(Supplied material)
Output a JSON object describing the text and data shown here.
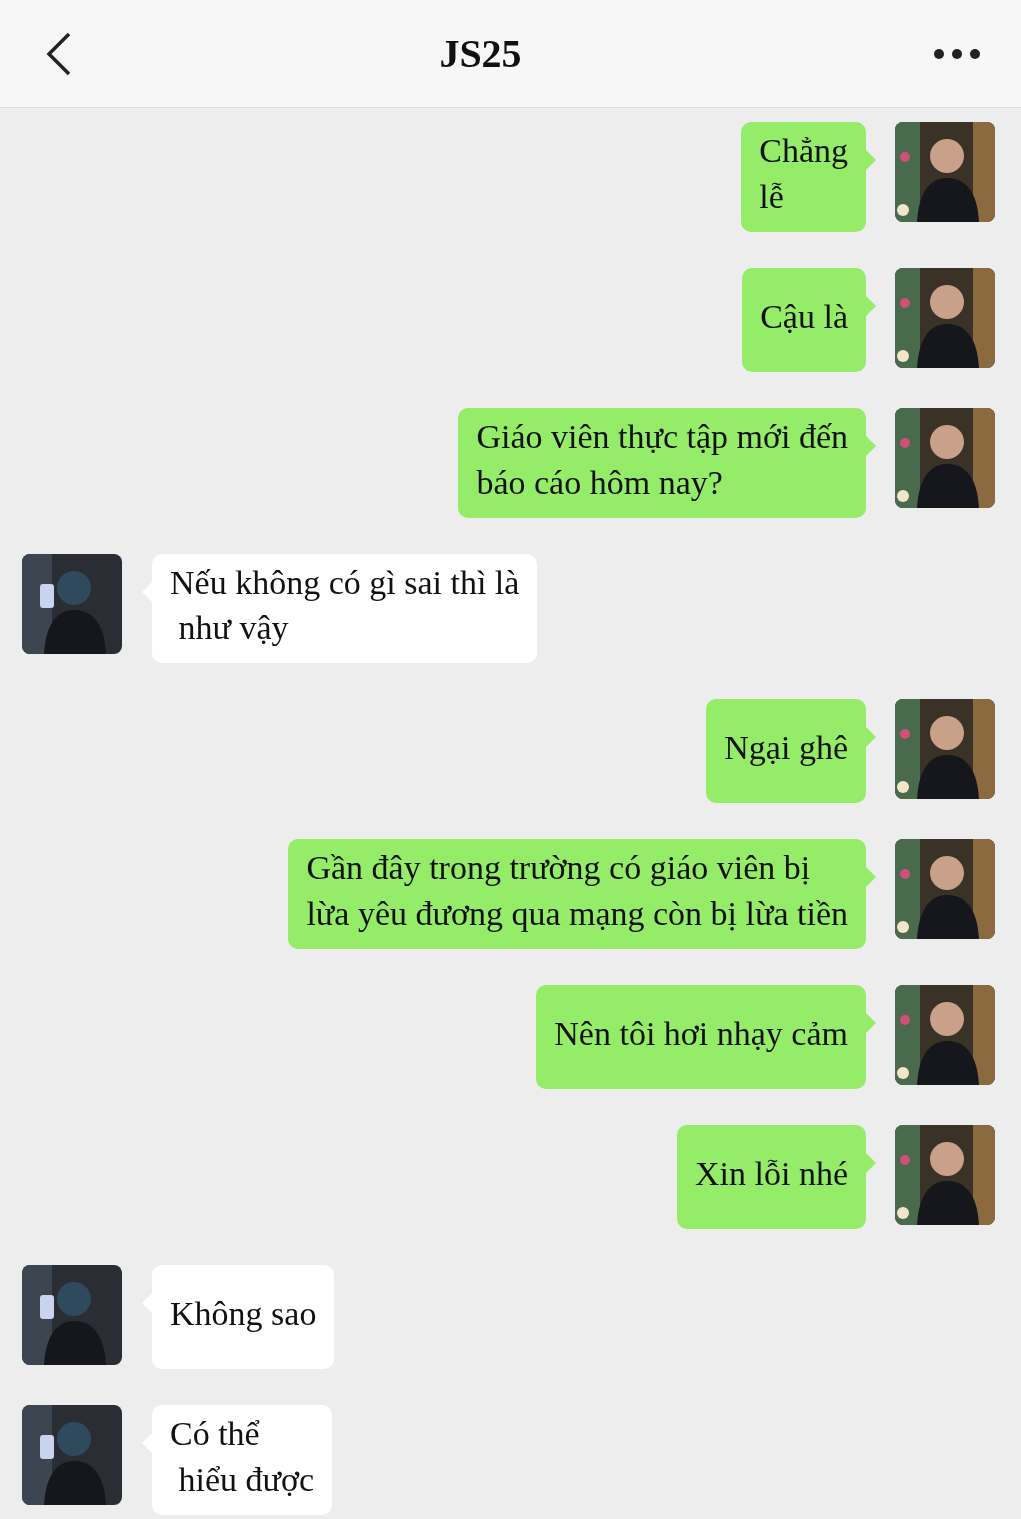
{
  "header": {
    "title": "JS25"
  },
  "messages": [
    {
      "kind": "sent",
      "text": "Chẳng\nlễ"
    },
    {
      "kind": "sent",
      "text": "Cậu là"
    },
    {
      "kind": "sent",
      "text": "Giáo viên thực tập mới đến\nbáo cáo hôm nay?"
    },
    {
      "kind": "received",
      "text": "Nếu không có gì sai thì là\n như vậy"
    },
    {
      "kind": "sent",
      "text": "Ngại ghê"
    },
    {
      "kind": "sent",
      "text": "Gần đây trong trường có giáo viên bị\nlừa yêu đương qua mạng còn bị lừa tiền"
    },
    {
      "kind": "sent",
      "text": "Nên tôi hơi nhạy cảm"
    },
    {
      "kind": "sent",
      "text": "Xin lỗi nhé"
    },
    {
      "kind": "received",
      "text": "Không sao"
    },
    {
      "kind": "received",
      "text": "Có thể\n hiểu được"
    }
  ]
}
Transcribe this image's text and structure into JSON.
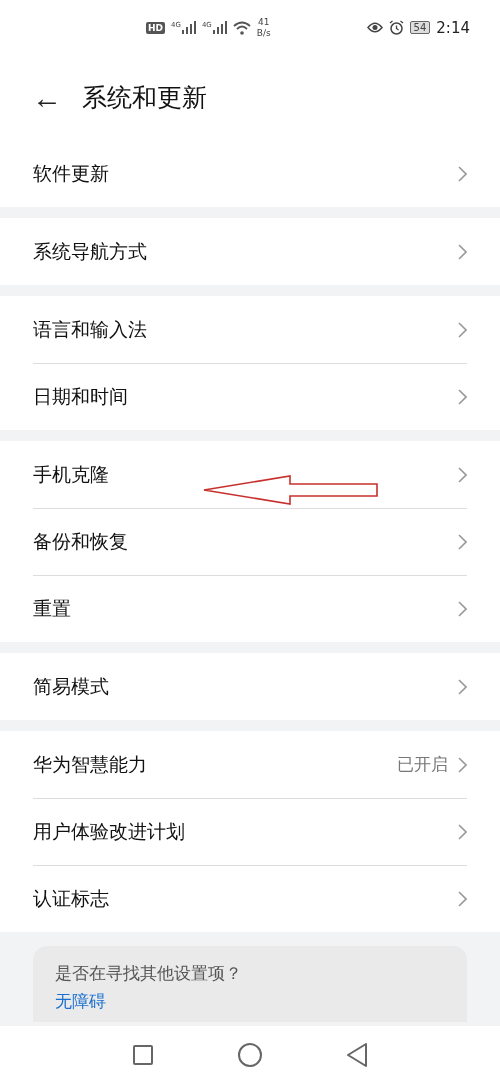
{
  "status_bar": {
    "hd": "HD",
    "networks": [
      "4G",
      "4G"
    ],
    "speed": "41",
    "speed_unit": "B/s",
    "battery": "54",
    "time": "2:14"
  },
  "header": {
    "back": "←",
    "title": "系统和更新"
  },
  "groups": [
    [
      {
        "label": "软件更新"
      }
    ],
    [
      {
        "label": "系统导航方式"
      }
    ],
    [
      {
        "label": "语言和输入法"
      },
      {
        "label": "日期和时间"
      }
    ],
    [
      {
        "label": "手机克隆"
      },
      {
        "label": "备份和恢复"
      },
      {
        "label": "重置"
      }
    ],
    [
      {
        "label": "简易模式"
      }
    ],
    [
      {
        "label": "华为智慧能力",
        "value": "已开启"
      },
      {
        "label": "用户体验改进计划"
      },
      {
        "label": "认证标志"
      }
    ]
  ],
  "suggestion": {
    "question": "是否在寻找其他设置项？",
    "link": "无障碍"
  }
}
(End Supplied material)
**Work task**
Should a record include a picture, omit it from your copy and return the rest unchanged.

**Response area**
Output a JSON object describing the text and data shown here.
{
  "header": {
    "title": "JS25"
  },
  "messages": [
    {
      "kind": "sent",
      "text": "Chẳng\nlễ"
    },
    {
      "kind": "sent",
      "text": "Cậu là"
    },
    {
      "kind": "sent",
      "text": "Giáo viên thực tập mới đến\nbáo cáo hôm nay?"
    },
    {
      "kind": "received",
      "text": "Nếu không có gì sai thì là\n như vậy"
    },
    {
      "kind": "sent",
      "text": "Ngại ghê"
    },
    {
      "kind": "sent",
      "text": "Gần đây trong trường có giáo viên bị\nlừa yêu đương qua mạng còn bị lừa tiền"
    },
    {
      "kind": "sent",
      "text": "Nên tôi hơi nhạy cảm"
    },
    {
      "kind": "sent",
      "text": "Xin lỗi nhé"
    },
    {
      "kind": "received",
      "text": "Không sao"
    },
    {
      "kind": "received",
      "text": "Có thể\n hiểu được"
    }
  ]
}
Transcribe this image's text and structure into JSON.
{
  "status_bar": {
    "hd": "HD",
    "networks": [
      "4G",
      "4G"
    ],
    "speed": "41",
    "speed_unit": "B/s",
    "battery": "54",
    "time": "2:14"
  },
  "header": {
    "back": "←",
    "title": "系统和更新"
  },
  "groups": [
    [
      {
        "label": "软件更新"
      }
    ],
    [
      {
        "label": "系统导航方式"
      }
    ],
    [
      {
        "label": "语言和输入法"
      },
      {
        "label": "日期和时间"
      }
    ],
    [
      {
        "label": "手机克隆"
      },
      {
        "label": "备份和恢复"
      },
      {
        "label": "重置"
      }
    ],
    [
      {
        "label": "简易模式"
      }
    ],
    [
      {
        "label": "华为智慧能力",
        "value": "已开启"
      },
      {
        "label": "用户体验改进计划"
      },
      {
        "label": "认证标志"
      }
    ]
  ],
  "suggestion": {
    "question": "是否在寻找其他设置项？",
    "link": "无障碍"
  }
}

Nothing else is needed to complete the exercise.